A spreading waistline isn't uncommon in older women, and the accumulation of abdominal fat is more than a cosmetic issue. It increases the risk or indicates an increased risk for many serious health conditions, including hypertension, cardiovascular disease, diabetes and some forms of cancer. Identifying the reasons for abdominal weight gain can help you and your health care professional treat and reverse the problem.
The most obvious factors, diet and exercise, are often responsible for abdominal weight gain in older women. Consider ways that your eating habits and activity levels have changed over time. Have you slowed down the pace of your life recently? Less physical activity means more calories are stored as fat. Similarly, turning to comfort food in times of distress or out of boredom will impact the rate at which you gain weight. Abdominal weight gain due to lifestyle factors can be reversed by identifying and correcting the causes.
Even if your diet and exercise habits have remained constant, your metabolism slows down as you age and can result in weight gain in older women. Daily exercise at moderate intensity, combined with strength training several times per week, can help to speed your metabolism. All exercise increases metabolism for at least several hours after your workout. Building lean muscle intensifies this effect, so that you burn more calories even at rest.
Increased abdominal fat can be one of the indications that menopause is approaching. Fluctuating levels of estrogen and progesterone are responsible. While treatment is available when menopausal symptoms are extreme, many women control abdominal weight gain and other symptoms through diet and exercise. Consult your doctor to determine the best course of action.
Len Kravitz, Ph.D., a researcher at the University of New Mexico, explains that chronic stress has been correlated with abdominal weight gain. When you perceive a situation as stressful, he says, your body produces more of the hormone cortisol, which prepares the body for the "fight or flight" response. This hormone also controls fat storage in the body. If you experience a great deal of stress in your daily life, incorporate stress management techniques such as meditation or deep breathing to counter the effects of cortisol.

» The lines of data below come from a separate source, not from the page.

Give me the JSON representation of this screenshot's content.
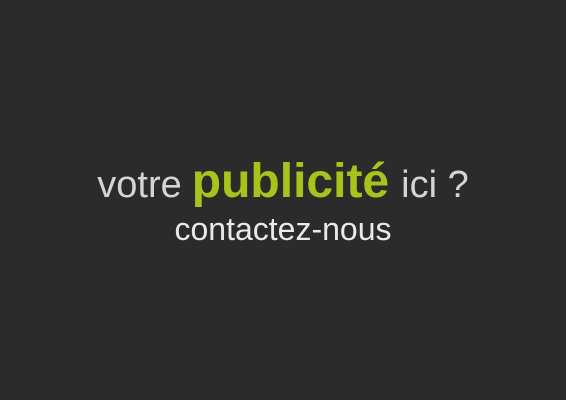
{
  "ad": {
    "line1": {
      "before": "votre",
      "highlight": "publicité",
      "after": "ici ?"
    },
    "line2": "contactez-nous"
  },
  "colors": {
    "background": "#2b2b2b",
    "primary_text": "#d4d4d4",
    "accent": "#a9c31a",
    "secondary_text": "#e9e9e9"
  }
}
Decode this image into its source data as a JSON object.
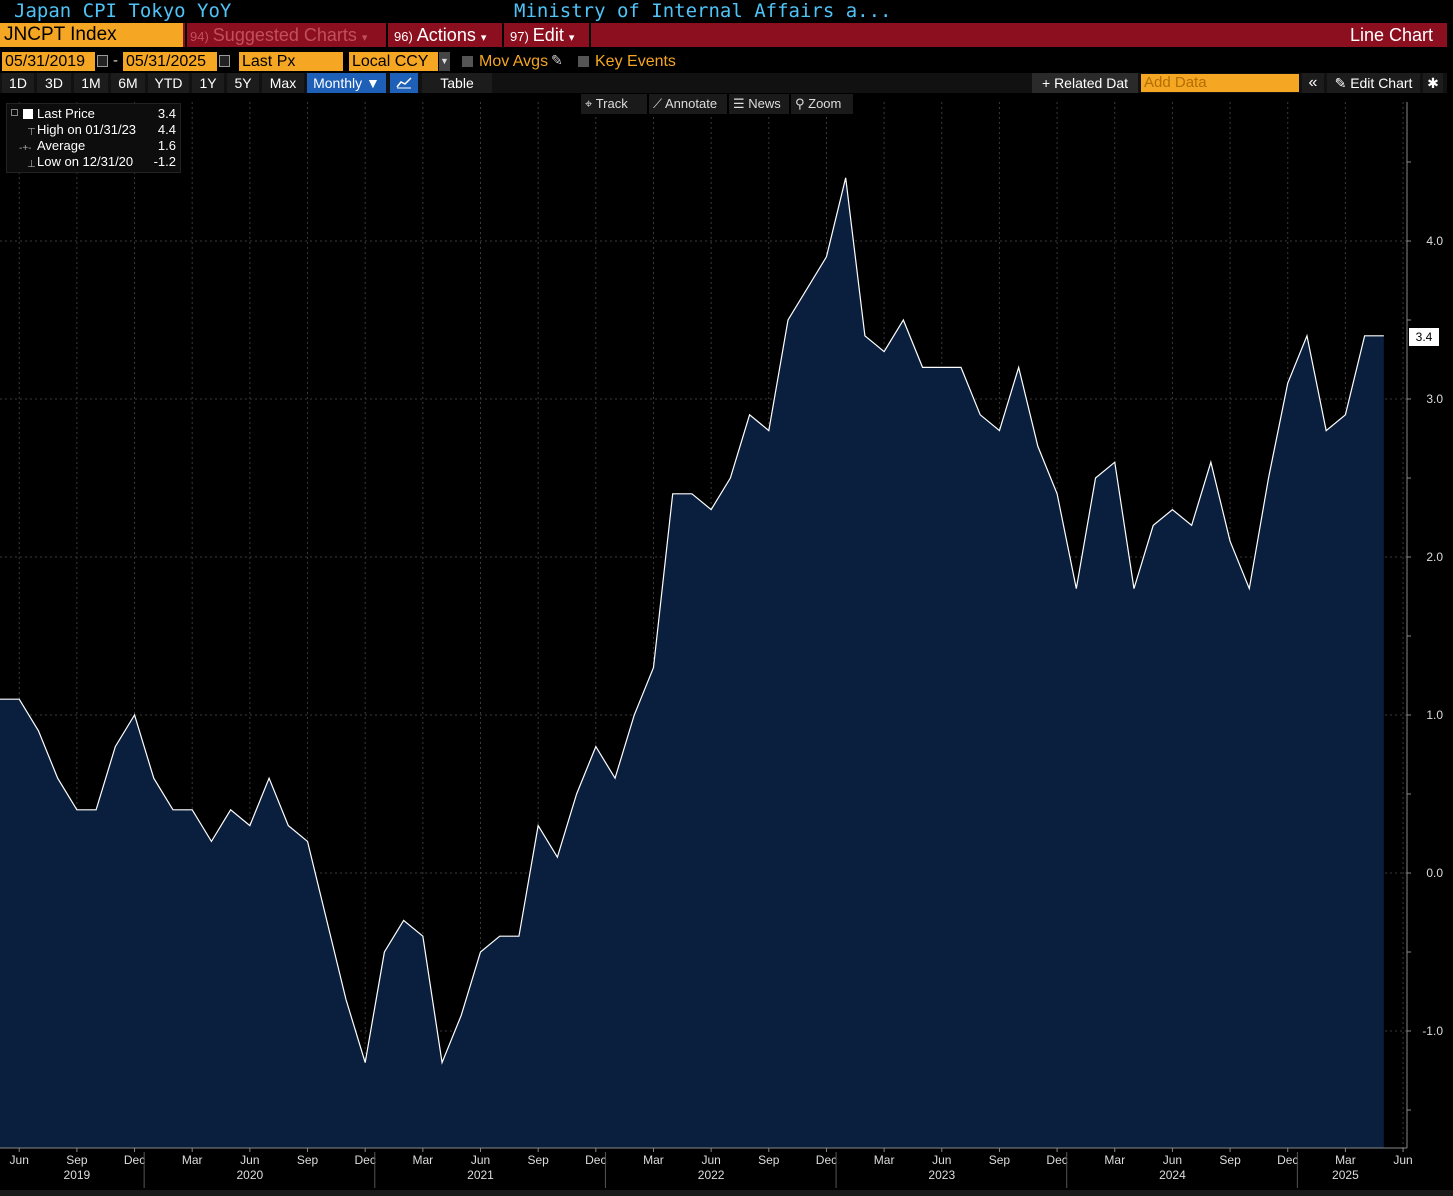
{
  "header": {
    "title_left": "Japan CPI Tokyo YoY",
    "title_right": "Ministry of Internal Affairs a..."
  },
  "command_bar": {
    "ticker": "JNCPT Index",
    "suggested_num": "94)",
    "suggested_label": "Suggested Charts",
    "actions_num": "96)",
    "actions_label": "Actions",
    "edit_num": "97)",
    "edit_label": "Edit",
    "chart_type": "Line Chart",
    "dropdown_glyph": "▾"
  },
  "range_bar": {
    "start_date": "05/31/2019",
    "end_date": "05/31/2025",
    "date_separator": "-",
    "field": "Last Px",
    "currency": "Local CCY",
    "mov_avgs": "Mov Avgs",
    "key_events": "Key Events"
  },
  "period_bar": {
    "buttons": [
      "1D",
      "3D",
      "1M",
      "6M",
      "YTD",
      "1Y",
      "5Y",
      "Max"
    ],
    "frequency": "Monthly ▼",
    "table": "Table",
    "related": "+ Related Dat",
    "add_data_placeholder": "Add Data",
    "collapse": "«",
    "edit_chart": "Edit Chart",
    "settings": "✱"
  },
  "tools": {
    "track": "Track",
    "annotate": "Annotate",
    "news": "News",
    "zoom": "Zoom"
  },
  "legend": {
    "last_label": "Last Price",
    "last_value": "3.4",
    "high_label": "High on 01/31/23",
    "high_value": "4.4",
    "avg_label": "Average",
    "avg_value": "1.6",
    "low_label": "Low on 12/31/20",
    "low_value": "-1.2"
  },
  "last_badge": "3.4",
  "colors": {
    "accent_orange": "#f5a623",
    "bar_red": "#8b0f1e",
    "title_blue": "#4fc3f7",
    "fill": "#0a1f3d"
  },
  "chart_data": {
    "type": "area",
    "x": [
      "2019-05",
      "2019-06",
      "2019-07",
      "2019-08",
      "2019-09",
      "2019-10",
      "2019-11",
      "2019-12",
      "2020-01",
      "2020-02",
      "2020-03",
      "2020-04",
      "2020-05",
      "2020-06",
      "2020-07",
      "2020-08",
      "2020-09",
      "2020-10",
      "2020-11",
      "2020-12",
      "2021-01",
      "2021-02",
      "2021-03",
      "2021-04",
      "2021-05",
      "2021-06",
      "2021-07",
      "2021-08",
      "2021-09",
      "2021-10",
      "2021-11",
      "2021-12",
      "2022-01",
      "2022-02",
      "2022-03",
      "2022-04",
      "2022-05",
      "2022-06",
      "2022-07",
      "2022-08",
      "2022-09",
      "2022-10",
      "2022-11",
      "2022-12",
      "2023-01",
      "2023-02",
      "2023-03",
      "2023-04",
      "2023-05",
      "2023-06",
      "2023-07",
      "2023-08",
      "2023-09",
      "2023-10",
      "2023-11",
      "2023-12",
      "2024-01",
      "2024-02",
      "2024-03",
      "2024-04",
      "2024-05",
      "2024-06",
      "2024-07",
      "2024-08",
      "2024-09",
      "2024-10",
      "2024-11",
      "2024-12",
      "2025-01",
      "2025-02",
      "2025-03",
      "2025-04",
      "2025-05"
    ],
    "values": [
      1.1,
      1.1,
      0.9,
      0.6,
      0.4,
      0.4,
      0.8,
      1.0,
      0.6,
      0.4,
      0.4,
      0.2,
      0.4,
      0.3,
      0.6,
      0.3,
      0.2,
      -0.3,
      -0.8,
      -1.2,
      -0.5,
      -0.3,
      -0.4,
      -1.2,
      -0.9,
      -0.5,
      -0.4,
      -0.4,
      0.3,
      0.1,
      0.5,
      0.8,
      0.6,
      1.0,
      1.3,
      2.4,
      2.4,
      2.3,
      2.5,
      2.9,
      2.8,
      3.5,
      3.7,
      3.9,
      4.4,
      3.4,
      3.3,
      3.5,
      3.2,
      3.2,
      3.2,
      2.9,
      2.8,
      3.2,
      2.7,
      2.4,
      1.8,
      2.5,
      2.6,
      1.8,
      2.2,
      2.3,
      2.2,
      2.6,
      2.1,
      1.8,
      2.5,
      3.1,
      3.4,
      2.8,
      2.9,
      3.4,
      3.4
    ],
    "y_ticks": [
      "4.0",
      "3.0",
      "2.0",
      "1.0",
      "0.0",
      "-1.0"
    ],
    "ylim": [
      -1.75,
      4.95
    ],
    "x_month_labels": [
      {
        "month": "Jun",
        "date": "2019-06"
      },
      {
        "month": "Sep",
        "date": "2019-09"
      },
      {
        "month": "Dec",
        "date": "2019-12"
      },
      {
        "month": "Mar",
        "date": "2020-03"
      },
      {
        "month": "Jun",
        "date": "2020-06"
      },
      {
        "month": "Sep",
        "date": "2020-09"
      },
      {
        "month": "Dec",
        "date": "2020-12"
      },
      {
        "month": "Mar",
        "date": "2021-03"
      },
      {
        "month": "Jun",
        "date": "2021-06"
      },
      {
        "month": "Sep",
        "date": "2021-09"
      },
      {
        "month": "Dec",
        "date": "2021-12"
      },
      {
        "month": "Mar",
        "date": "2022-03"
      },
      {
        "month": "Jun",
        "date": "2022-06"
      },
      {
        "month": "Sep",
        "date": "2022-09"
      },
      {
        "month": "Dec",
        "date": "2022-12"
      },
      {
        "month": "Mar",
        "date": "2023-03"
      },
      {
        "month": "Jun",
        "date": "2023-06"
      },
      {
        "month": "Sep",
        "date": "2023-09"
      },
      {
        "month": "Dec",
        "date": "2023-12"
      },
      {
        "month": "Mar",
        "date": "2024-03"
      },
      {
        "month": "Jun",
        "date": "2024-06"
      },
      {
        "month": "Sep",
        "date": "2024-09"
      },
      {
        "month": "Dec",
        "date": "2024-12"
      },
      {
        "month": "Mar",
        "date": "2025-03"
      },
      {
        "month": "Jun",
        "date": "2025-06"
      }
    ],
    "x_year_labels": [
      {
        "year": "2019",
        "date": "2019-09"
      },
      {
        "year": "2020",
        "date": "2020-06"
      },
      {
        "year": "2021",
        "date": "2021-06"
      },
      {
        "year": "2022",
        "date": "2022-06"
      },
      {
        "year": "2023",
        "date": "2023-06"
      },
      {
        "year": "2024",
        "date": "2024-06"
      },
      {
        "year": "2025",
        "date": "2025-03"
      }
    ],
    "grid": true,
    "legend_position": "top-left"
  }
}
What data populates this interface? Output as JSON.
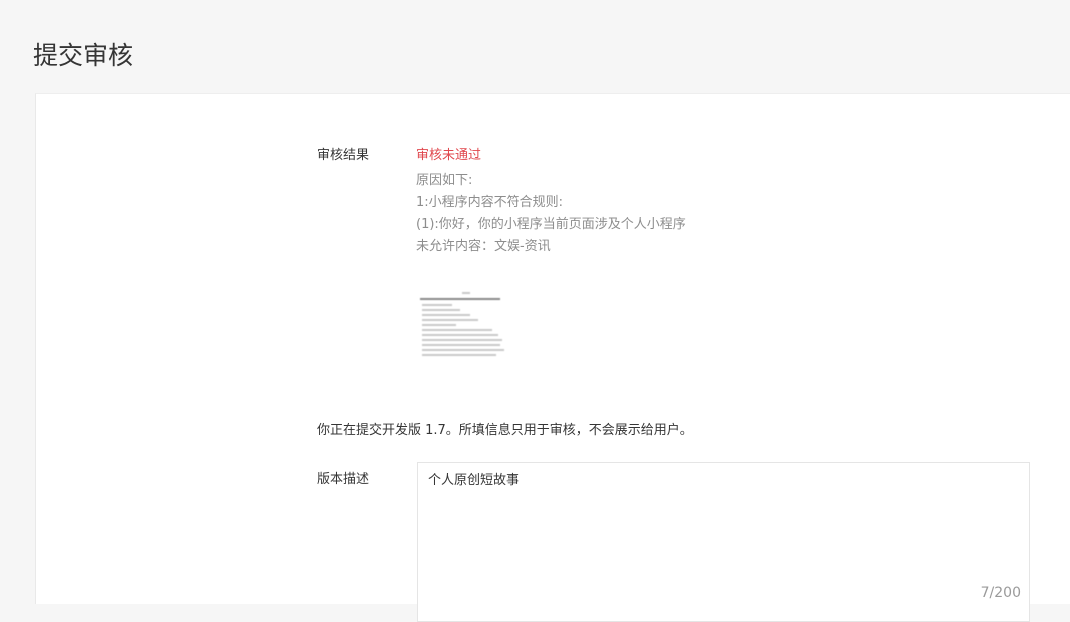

Depression affects more than 20 million Americans each year, according to the National Institutes of Health, and is more common in women than men. Weight gain may be a sign of a depressive disorder if other symptoms are present, including depressed mood, change in appetite, trouble concentrating, ongoing fatigue or lack of energy, lack of interest in previously pleasurable activities, sleep disturbances, feelings of guilt or hopelessness, or suicidal thoughts. Depression is sometimes relieved through regular exercise. Effective medications are available if your physician feels they are warranted.